The Mermaids

Boat Specification

The Sea View Mermaid is a 26-foot half-open keelboat, displacing 1.5 tonnes with a bermudan rig and suitable for 2 to 4 crew. She has a mainsail which can be reefed in stronger winds. Two headsails are carried – a jib and a genoa - and spinnakers add excitement when sailing downwind. Buoyancy built into the hulls makes the boats inherently safe. Personal buoyancy aids are on offer from Sea View Yacht Club and the wearing of suitable personal buoyancy is required.

LOA: 7.85m Sail areas –

LWL: 5.34m Main - 13.8 sq.m

Beam: 1.83m Jib - 6.5 sq.m

Draft: 1.04m Genoa - 11.0 sq.m

 

Mermaid Fleet History

Mermaids have raced at Sea View for over a century, the first fleet of gaff-rigged boats having been built in 1907. These were replaced in 1922 by a more modern Bermudan-rig boat with the design carried out by the famous Captain Alfred Westmacott and eleven of these were built at Woodnutt’s Yard in nearby St. Helens. At the end of the Second World War, a member had the far-reaching idea that Sea View Yacht Club should buy the fleet from the various owners and charter them out to the sailing associations of the returning military forces. Mermaid chartering was born and now, over 60 years later, the Club is close to unique in being able to offer a fleet of identical competitive keelboats for racing events. The charterers today come more from the corporate world than from the services, but the concept has stood the test of time. The boats have since been replaced twice – once in 1962, with hulls in cold-moulded Makore plywood, and more recently, in the late-1990’s, with modern GRP hulls, with the yacht designer David Thomas overseeing the work.
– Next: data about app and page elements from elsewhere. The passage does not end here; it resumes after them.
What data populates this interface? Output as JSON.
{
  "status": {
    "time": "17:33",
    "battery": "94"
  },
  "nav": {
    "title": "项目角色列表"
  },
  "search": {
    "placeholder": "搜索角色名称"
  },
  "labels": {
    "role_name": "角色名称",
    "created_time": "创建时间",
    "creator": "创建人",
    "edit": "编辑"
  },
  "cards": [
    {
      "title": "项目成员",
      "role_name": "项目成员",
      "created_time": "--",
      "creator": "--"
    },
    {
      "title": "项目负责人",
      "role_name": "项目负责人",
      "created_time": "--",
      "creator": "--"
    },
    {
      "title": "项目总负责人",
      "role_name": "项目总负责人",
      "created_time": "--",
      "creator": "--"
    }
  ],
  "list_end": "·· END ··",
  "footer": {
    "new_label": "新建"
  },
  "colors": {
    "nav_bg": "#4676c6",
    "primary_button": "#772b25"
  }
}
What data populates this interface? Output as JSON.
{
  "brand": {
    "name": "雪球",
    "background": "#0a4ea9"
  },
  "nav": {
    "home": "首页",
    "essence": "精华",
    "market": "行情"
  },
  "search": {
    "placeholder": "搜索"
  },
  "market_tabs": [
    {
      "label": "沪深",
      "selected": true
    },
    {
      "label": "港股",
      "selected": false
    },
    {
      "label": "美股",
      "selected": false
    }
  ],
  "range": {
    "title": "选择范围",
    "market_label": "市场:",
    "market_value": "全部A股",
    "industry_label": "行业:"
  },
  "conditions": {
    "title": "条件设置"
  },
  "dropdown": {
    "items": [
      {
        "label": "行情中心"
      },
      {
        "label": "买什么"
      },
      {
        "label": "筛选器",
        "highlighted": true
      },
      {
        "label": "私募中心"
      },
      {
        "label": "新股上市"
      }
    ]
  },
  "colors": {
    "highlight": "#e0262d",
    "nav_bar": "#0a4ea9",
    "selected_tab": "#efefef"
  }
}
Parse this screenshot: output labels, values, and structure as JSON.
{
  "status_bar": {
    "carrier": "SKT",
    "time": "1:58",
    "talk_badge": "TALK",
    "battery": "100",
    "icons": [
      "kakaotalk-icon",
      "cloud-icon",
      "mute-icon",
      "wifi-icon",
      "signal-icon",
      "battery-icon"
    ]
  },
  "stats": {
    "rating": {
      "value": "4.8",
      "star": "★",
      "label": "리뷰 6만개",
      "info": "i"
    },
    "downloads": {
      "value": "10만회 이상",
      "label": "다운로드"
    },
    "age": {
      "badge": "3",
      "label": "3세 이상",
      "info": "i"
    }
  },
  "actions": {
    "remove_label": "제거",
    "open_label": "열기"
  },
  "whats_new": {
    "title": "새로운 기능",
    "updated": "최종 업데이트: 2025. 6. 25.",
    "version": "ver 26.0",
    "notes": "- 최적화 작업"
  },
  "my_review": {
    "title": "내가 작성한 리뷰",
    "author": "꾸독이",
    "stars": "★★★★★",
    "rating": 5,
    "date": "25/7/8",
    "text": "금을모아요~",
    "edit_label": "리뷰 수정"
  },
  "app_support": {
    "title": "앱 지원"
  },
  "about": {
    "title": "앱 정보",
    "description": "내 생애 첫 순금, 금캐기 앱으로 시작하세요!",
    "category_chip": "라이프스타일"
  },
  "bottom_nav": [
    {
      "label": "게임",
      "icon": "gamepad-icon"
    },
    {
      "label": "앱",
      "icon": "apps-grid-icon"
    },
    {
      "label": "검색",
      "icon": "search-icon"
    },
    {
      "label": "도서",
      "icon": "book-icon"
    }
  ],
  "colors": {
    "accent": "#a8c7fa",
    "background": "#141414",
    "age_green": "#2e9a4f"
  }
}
Throughout the years, the class has been distinctive for retaining its classic design whilst benefitting from up-to-date construction and fittings. And, above all, is well known throughout south-coast waters as each boat is painted in a different colour and sports a spinnaker to match.

Race Courses & Mark Chart

Sea View Yacht Club uniquely benefits from having its race courses just below the battlements of its clubhouse, so there is no lost time in sailing to the start line, and the spectating is superb. The Club has two fixed start and finish lines or can set up wind-perfect committee-vessel starts. Courses are then set around a network of racing marks. These marks are charted and a copy is shown on the right. Sailors are supplied with a waterproofed copy of this chart to ensure everyone sails the correct course and finds their way home safely – perhaps in victory!

Buoy Chart